Professional regulatory documents and their use in civil actions

Professional regulatory statutes often contain confidentiality provisions that make records or other documents used by regulators during investigation and disciplinary processes, e.g., documents relating to complainants or other patients, non-compellable during civil proceedings. For example, section 53 of BC’s Health Professions Act not only imposes a duty on persons to “preserve confidentiality”, but also provides that records are “not compellable in an court or in proceedings of a judicial nature” except for proceedings under the Act, or where disclosure is authorized by a college board as “being in the public interest” (s. 53(1) and (3)). Similarly, section 87(5) of BC’s Legal Profession Act provides, for example, that a person exercising powers under that Act may not be compelled to disclose “information… acquired during the course of an investigation, an audit, an inquiry, a hearing or a review,” (s. 87(5)(a)) and indeed such persons are “not competent to testify” (s.87(5)(b)).

Regulators, complainants and registrants alike should remember that such provisions can amount to a form of statutory privilege prohibiting the use of confidential documents in court proceedings. The rationale for such prohibitions was noted by the Ontario Court of Appeal in M.F. v. Sutherland (2000), 188 D.L.R. (4th) 296 (Ont.C.A.), where a complainant sued a physician for sexually assaulting her, and also filed a complaint with the College of Physicians and Surgeons of Ontario.

Upon the complainant and the physician settling the civil matter, the complainant signed a sworn statement recanting her allegations, and she thereby withdrew her complaint. However, when the physician stopped payments under the settlement, the complainant sued him, and the physician raised her recantation in his defence. But the courts struck out his mention of her recantation in his defence, on the basis the complainant’s statement was inadmissible in the court action, due to section 36(3) of Regulated Health Professions Act stipulating that no document prepared for a proceeding under the Act was admissible in a civil proceeding. The Ontario Court of Appeal concluded the recantation was prepared for use in a discipline proceeding [22], and explained the policy underlying the restriction, i.e., encouraging reporting, and eliminating the fear of any participant that a document could be used in a civil action:

“[29] … The purpose of s. 36(3) is to encourage the reporting of complaints of professional misconduct against members of a health profession, and to ensure that those complaints are fully investigated and fairly decided without any participant in the proceedings – a health professional, a patient, a complainant, a witness or a College employee – fearing that a document prepared for College proceedings can be used in a civil action. This purpose would be defeated by reading a fraud or bad faith exception into s. 36(3). The mere allegation of fraud or bad faith, however unfounded, could make the provision inapplicable.” (emphasis added)
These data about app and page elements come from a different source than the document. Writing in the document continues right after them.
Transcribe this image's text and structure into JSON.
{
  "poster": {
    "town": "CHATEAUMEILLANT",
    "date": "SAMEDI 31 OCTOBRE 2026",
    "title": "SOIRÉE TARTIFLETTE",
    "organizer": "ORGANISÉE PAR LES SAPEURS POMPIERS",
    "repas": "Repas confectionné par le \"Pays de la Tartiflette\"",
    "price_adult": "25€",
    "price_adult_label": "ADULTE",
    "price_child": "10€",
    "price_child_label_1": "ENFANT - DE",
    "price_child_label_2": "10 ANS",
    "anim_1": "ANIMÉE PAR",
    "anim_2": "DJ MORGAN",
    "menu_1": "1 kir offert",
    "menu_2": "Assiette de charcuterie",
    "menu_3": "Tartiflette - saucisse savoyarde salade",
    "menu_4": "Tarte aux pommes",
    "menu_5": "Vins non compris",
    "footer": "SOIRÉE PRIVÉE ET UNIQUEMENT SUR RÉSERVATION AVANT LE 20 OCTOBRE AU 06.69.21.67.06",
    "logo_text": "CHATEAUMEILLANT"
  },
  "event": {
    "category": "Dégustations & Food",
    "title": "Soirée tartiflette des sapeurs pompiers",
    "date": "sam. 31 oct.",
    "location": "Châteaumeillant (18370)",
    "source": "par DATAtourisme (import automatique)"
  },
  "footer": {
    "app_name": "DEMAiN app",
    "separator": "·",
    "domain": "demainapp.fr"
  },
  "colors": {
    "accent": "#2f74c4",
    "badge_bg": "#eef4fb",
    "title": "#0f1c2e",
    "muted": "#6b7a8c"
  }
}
The court decided that section 36(3) did not provide any “exception” for documents said to be fraudulent. Rather, the prohibition was absolute:

“[30] Ensuring that documents prepared for College proceedings are always inadmissible in civil proceedings is especially important in cases, like this one, of alleged sexual abuse. Indeed, a fraud or bad faith exception to the application of s. 36(3) would be inconsistent with s. 1.1 of the Health Professions Procedural Code. Section 1.1 of the Code provides that “[t]he purpose of the provisions of this Code with respect to sexual abuse of patients by members is to encourage the reporting of such abuse …” Without the absolute protection given by s. 36(3) patients might be discouraged from, not encouraged to, report complaints of sexual abuse.” (emphasis added)

The BC Supreme Court attributed a similar policy to section 87 of the Legal Profession Act in Intergulf Investment Corp. v. Gregory, 2010 BCSC 607:

“[32]The legislative policy behind provisions such as LPA s. 87 favours openness and candour in the professional regulatory context, over the unfettered use of evidence in civil proceedings. The legislation promotes the full disclosure necessary to the proper investigation and resolution of complaints, by protecting the parties involved in the complaints process (including the executive director of the LSBC) against the prospect that what is communicated during the process will be used against them in other proceedings without their consent.” (emphasis added)

The extent of such protection will, however, depend on the wording of each specific statute. For example, the Ontario Court of Appeal found that a provision which rendered inadmissible in civil proceedings any record or documents relating to proceedings “under this Act” (meaning the Chartered Accountants Act, 2010) did not apply to documents relating to proceedings under its predecessor, the Chartered Accountants Act, 1956: Canadian Imperial Bank of Commerce v. Deloitte & Touche, 2014 ONCA 89.

Lisa C. Fong and Michael Ng